The Maldives political platform 'exploded' on February 1 with the shocking order by the country's apex court to release as many as nine political dissidents including former president Mohamed Nasheed.
This was legit a completely unforeseen and unprecedented decision by the top-court that sent the island nation's government into a spiral of shock and awe.
But one thing after the other, both ends employing clever tactics to win their side, it may appear that the president of Maldives Abdulla Yameen Abdul Gayoom may have won the battle for now, but the war rages on as he struggles to see out the remaining few months of his tumultuous tenure. The opposition may feel a wee bit aggrieved as their 'celebrations' on February 1 have been cut short by
Five days later, the head of the state announced a state of emergency temporarily locking-down more than 20 constitutional rights and several judicature rights.
The suspended rights granted the state with the power to arbitrarily detain any dissenting voices or anyone who could have been posing a threat to the 'national security' of Maldives.
Moments later the former president Maumoon Abdul Gayoom was arrested. Chief Justice Abdulla Saeed and top-court judge Ali Hameed and even the judicial administrator suffered a similar fate eventually. That's a clean-bowl!
Virtually uncontested and unrivaled the country's head of the state had almost every single constitutional power on his side, even the security forces. How this was identified as a 'true democracy' by ruling party is beyond anyone's comprehension.
But what was the most ironic and hypocritical is not about the narratives extended by the ruling party executives. It was from Maldives Police Service.

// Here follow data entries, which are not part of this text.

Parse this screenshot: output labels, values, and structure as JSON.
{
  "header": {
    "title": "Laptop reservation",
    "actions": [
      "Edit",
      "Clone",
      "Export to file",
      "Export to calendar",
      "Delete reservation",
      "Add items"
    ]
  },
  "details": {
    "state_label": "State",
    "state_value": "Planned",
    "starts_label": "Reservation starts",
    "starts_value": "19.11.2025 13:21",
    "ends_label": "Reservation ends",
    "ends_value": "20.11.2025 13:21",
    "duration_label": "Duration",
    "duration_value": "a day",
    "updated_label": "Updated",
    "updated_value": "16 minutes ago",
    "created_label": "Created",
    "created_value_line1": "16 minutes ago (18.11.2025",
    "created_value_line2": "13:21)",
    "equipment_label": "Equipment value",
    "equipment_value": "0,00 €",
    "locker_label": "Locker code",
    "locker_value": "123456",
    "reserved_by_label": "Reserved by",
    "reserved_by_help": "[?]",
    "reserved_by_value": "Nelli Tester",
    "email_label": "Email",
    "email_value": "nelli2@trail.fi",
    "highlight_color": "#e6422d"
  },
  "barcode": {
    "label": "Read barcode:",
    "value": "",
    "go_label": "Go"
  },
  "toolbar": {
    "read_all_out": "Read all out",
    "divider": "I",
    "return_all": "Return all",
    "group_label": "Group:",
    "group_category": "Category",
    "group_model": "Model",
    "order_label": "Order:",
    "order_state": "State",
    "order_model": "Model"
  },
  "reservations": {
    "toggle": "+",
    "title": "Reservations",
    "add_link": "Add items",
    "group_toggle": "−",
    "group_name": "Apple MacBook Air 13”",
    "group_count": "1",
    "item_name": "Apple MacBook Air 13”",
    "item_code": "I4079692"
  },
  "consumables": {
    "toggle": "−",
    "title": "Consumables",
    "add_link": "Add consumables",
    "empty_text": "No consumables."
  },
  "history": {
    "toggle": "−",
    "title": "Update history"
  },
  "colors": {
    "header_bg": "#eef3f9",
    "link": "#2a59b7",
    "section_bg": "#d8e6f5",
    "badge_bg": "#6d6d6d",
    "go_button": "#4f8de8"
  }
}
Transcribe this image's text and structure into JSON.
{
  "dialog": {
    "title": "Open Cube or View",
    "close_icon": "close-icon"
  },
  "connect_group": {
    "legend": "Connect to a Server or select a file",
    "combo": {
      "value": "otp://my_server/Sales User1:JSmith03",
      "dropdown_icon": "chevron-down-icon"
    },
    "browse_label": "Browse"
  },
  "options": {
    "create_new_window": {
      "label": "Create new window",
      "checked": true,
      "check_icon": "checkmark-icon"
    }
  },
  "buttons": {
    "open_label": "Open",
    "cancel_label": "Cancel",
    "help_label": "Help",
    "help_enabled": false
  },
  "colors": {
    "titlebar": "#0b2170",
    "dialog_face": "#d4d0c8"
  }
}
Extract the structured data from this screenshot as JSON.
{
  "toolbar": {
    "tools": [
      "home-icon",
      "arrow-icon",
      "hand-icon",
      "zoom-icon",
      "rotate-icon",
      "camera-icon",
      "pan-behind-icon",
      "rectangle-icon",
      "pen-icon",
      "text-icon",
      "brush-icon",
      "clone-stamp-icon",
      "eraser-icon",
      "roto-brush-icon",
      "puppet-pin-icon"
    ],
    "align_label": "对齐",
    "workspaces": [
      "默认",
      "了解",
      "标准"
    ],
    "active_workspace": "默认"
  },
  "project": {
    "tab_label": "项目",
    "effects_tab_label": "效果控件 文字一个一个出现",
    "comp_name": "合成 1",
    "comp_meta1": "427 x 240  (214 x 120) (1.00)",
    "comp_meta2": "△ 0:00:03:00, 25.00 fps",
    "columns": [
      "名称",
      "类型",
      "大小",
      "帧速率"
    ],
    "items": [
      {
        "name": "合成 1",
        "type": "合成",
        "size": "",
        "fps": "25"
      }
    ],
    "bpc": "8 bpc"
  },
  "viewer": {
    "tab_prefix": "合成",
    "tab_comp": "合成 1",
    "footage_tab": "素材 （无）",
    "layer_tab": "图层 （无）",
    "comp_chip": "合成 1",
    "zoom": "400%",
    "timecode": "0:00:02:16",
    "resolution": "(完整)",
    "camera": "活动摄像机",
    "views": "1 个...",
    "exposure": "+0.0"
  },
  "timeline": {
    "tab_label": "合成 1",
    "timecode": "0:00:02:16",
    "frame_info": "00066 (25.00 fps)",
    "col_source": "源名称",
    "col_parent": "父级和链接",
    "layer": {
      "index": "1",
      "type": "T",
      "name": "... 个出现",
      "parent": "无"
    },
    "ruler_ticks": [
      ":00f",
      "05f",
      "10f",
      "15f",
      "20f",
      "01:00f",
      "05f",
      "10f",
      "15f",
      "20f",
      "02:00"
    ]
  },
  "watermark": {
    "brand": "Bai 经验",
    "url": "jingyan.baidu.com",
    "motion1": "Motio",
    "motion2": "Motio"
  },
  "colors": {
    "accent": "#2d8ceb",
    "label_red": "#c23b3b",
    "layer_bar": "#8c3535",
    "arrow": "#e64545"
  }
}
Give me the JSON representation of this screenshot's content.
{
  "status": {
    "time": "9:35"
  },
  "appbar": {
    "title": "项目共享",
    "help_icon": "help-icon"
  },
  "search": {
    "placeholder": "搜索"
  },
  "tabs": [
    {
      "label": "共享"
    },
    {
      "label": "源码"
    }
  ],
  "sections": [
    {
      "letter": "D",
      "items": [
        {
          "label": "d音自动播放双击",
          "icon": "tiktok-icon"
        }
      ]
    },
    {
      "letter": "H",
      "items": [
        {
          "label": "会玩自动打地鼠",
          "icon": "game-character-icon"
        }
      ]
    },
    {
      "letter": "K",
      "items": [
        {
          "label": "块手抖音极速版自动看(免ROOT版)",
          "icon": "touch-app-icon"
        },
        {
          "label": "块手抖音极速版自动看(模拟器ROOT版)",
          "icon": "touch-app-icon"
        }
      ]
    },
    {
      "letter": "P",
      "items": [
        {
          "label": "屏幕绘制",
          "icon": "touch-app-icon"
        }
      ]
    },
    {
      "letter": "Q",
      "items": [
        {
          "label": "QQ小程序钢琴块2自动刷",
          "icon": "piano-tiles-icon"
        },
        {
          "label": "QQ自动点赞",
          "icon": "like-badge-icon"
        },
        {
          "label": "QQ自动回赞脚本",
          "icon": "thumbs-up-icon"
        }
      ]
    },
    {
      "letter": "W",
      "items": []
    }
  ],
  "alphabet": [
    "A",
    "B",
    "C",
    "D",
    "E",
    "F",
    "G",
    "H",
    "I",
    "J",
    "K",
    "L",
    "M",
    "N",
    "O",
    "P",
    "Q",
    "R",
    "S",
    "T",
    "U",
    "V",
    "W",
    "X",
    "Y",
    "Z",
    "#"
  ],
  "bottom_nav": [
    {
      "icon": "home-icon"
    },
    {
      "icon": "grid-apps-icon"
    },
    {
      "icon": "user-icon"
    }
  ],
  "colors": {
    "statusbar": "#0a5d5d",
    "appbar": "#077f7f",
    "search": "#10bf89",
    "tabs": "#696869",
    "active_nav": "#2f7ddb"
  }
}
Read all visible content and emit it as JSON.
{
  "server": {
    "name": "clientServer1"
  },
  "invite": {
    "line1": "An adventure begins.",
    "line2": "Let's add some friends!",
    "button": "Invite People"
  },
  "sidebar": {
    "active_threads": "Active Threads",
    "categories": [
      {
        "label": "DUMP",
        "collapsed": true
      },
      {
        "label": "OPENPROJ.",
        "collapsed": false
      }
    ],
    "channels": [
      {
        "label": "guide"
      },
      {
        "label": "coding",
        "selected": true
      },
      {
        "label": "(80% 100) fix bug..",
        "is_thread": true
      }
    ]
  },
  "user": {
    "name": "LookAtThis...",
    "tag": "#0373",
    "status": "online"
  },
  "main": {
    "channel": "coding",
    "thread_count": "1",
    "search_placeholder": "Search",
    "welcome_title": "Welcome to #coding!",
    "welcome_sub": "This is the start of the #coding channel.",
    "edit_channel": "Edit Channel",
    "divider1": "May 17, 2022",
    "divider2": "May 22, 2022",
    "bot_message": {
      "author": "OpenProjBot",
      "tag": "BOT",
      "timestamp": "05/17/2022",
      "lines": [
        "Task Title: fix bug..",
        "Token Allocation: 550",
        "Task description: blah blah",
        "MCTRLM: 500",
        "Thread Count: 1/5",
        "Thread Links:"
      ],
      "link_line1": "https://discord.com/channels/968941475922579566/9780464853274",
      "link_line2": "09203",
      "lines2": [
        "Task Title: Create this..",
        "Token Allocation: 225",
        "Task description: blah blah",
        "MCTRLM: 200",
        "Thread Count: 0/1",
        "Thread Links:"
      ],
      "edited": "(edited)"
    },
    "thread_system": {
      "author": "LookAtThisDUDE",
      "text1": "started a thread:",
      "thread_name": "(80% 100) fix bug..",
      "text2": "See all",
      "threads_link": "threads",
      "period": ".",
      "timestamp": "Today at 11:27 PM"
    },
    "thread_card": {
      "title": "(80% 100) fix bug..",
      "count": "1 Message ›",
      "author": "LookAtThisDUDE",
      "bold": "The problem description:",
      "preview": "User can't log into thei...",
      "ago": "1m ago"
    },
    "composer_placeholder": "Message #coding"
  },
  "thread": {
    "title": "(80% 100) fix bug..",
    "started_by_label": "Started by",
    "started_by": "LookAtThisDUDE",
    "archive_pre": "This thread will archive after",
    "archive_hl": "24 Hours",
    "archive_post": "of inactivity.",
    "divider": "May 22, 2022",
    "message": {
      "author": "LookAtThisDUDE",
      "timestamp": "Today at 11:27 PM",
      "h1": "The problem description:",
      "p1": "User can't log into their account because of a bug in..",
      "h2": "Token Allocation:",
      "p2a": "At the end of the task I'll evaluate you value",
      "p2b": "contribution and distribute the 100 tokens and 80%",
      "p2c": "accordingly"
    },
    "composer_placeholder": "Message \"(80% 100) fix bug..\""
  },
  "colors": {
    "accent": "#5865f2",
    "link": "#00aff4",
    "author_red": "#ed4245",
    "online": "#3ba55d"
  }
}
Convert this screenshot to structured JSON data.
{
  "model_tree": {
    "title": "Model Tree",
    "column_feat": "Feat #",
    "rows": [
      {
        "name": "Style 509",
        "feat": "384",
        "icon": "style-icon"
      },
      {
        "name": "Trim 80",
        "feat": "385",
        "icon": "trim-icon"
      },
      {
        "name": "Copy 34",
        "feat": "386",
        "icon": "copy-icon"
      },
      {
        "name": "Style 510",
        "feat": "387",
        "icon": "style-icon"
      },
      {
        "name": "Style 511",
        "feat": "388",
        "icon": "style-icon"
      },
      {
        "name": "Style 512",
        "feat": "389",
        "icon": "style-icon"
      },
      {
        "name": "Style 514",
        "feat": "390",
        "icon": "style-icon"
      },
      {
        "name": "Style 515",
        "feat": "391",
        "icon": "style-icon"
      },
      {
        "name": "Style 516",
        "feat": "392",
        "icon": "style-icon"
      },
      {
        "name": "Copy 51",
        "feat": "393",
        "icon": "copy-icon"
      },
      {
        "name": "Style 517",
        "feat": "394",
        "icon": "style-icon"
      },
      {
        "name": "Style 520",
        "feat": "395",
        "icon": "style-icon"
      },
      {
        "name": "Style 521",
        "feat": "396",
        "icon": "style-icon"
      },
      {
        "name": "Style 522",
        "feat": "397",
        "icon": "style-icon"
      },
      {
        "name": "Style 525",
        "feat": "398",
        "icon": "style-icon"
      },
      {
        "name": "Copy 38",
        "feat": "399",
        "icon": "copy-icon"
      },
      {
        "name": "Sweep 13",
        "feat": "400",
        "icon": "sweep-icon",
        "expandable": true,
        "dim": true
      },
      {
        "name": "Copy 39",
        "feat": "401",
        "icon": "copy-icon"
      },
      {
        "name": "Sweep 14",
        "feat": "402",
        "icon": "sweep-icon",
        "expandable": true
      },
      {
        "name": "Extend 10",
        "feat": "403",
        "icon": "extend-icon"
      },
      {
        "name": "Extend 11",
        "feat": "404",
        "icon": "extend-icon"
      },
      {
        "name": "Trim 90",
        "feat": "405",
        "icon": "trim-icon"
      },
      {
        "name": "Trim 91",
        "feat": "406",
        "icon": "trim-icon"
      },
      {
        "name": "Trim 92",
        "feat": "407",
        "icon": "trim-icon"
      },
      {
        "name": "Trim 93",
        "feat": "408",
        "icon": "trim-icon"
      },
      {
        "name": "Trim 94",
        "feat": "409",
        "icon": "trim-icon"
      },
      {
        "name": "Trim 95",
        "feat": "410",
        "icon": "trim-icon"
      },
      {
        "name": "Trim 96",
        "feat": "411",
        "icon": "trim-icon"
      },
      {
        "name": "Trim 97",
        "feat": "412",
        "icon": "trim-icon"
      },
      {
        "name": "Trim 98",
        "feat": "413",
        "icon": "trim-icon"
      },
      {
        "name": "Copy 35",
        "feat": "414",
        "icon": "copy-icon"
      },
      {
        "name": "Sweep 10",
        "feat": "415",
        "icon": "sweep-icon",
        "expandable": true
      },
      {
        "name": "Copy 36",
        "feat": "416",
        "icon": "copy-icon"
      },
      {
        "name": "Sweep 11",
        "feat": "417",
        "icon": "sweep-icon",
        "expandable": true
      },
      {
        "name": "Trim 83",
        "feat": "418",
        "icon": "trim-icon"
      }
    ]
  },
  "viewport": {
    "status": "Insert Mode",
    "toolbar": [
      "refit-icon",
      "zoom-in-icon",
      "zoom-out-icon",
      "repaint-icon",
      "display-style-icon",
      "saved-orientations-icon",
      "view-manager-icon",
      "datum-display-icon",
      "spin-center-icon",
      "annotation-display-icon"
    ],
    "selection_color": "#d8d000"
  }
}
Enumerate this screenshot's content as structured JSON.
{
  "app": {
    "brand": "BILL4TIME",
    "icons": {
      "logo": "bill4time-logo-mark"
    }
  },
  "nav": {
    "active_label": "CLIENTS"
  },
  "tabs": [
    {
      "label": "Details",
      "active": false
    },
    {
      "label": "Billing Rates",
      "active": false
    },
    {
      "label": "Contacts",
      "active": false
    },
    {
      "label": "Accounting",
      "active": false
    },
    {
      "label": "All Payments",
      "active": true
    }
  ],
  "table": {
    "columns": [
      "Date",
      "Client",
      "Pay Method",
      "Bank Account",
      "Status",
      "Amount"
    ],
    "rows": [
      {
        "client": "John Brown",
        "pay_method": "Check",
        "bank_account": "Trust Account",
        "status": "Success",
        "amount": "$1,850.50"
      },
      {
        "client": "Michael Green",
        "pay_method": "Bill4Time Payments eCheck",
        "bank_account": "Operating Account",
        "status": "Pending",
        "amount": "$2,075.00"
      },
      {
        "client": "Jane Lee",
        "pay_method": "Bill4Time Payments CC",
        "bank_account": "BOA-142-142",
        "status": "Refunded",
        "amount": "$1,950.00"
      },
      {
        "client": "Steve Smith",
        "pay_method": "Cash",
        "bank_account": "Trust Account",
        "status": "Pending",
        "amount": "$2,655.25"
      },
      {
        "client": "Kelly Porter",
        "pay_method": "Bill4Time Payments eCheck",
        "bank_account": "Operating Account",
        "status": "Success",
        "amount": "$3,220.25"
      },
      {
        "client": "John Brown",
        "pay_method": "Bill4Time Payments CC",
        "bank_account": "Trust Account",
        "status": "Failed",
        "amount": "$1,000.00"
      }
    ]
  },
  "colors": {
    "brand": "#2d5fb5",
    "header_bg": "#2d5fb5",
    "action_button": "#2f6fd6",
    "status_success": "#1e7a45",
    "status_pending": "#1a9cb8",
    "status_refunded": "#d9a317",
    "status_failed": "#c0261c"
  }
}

The civilian watchdog is also handed down the responsibility of protecting and serving the citizens of Maldives without any discrimination - regardless of their political ideologies.
This was clearly not indicated from their action on the night of February 1, when special operations officers of the police force, geared to teeth headed into the mob that had gathered in front of Maldives Democratic Party's (MDP) camp at Boduthakurufaanu Magu, Henveiru - right in front of the artificial beach.
What was supposed to be a peaceful celebratory eve turned into one with violence and confrontation when trained officers used their force against harmless and quite vividly unarmed civilians who only attended to express their political ideology.
But they were shoved and violently manhandled for simply coming out to express their joy. A constitutionally mandated right; freedom of expression. An act that has been constantly misused and exploited by the ruling party members whenever they talked on the podium to vehemently character assassinate anyone who politically opposed them.
But when individuals of the opposition attempted in reciprocating in similar manners, they are condemned and threatened with immediate police action.
A constitutionally mandated right for all civilians, that has not been set with conditions but is very much generalized. In short, everyone is subjected to the right. But why authorities act with impunity towards one political movement and treat the other with harsh eventualities?
Where one political movement was free to gather, rally and cry out chants in support of their beloved and 'dearest' president, with full police protection up to the extent the traffic were diverted to other alternative routes resulting in massive roadblocks the other end did get such a privilege.
Is it even legal for a transparent policing body to employ such a partisanship approach?
Keep in mind, gatherings from both pro and anti-government movements took place before the state of emergency was declared. Meaning that the right to gathering was still not suspended.
But the pretext under which authorities repressed opposition rallies was to 'prevent any series of event that may threaten the national security and pose danger to the safety of the citizens.'
Irony is that the safety of the citizens, who just like every other person existing in the community but with a different political ideology, was compromised.
Authorities had also stated that the opposition movements took place in a location that was 'illegal for gathering' or in other terms a green-zone. But the pro-government protesters gathered initially held a rally at the north-west end of Male' - the section of the outer-most road which leads to Maldives Ports Limited (MPL) the country's main commercial gateway. Another green-zone.
But instead of breaking the gathering or redirecting them towards a rally-point, police had in fact cordoned off the entire block creating a massive traffic blockade in the section. It is one of the busiest sections of the outer-most road of capital city Male', since heavy-duty vehicles frequent the road transporting back and forth from port carrying shipments - an operation that does not pause for even Fridays or Saturdays.
So why were the pro-government protesters allowed to in fact distort the peaceful transition of vehicles transporting across the road? Simple; pro-government.
Even after the state of emergency was announced, authorities had continuously intervened in opposition gatherings. Severing the intensity to the point authorities had blocked activists and anti-government sentimentalists from accessing Maafannu Kunooz, a prime-camp for the multi-party opposition rallies.
Other than 'under the state of emergency, right for gathering has been suspended' or 'opposition movements posed threats to national security' authorities were unable to place any factual citations as to why they were impeding the gatherings conducted by opposition.
And if their rallies were indeed obstructed because of the temporary suspension of the constitutional right citing as such, then why were authorities partial towards it by allowing incumbent president and his supporters to gather and rally?
Its no longer a hidden fact, but an ultimate truth that the local policing authority is indeed under the influence of the head of the state and they cannot escape the reality of their 'two-faced' approach in dealing with these political movements.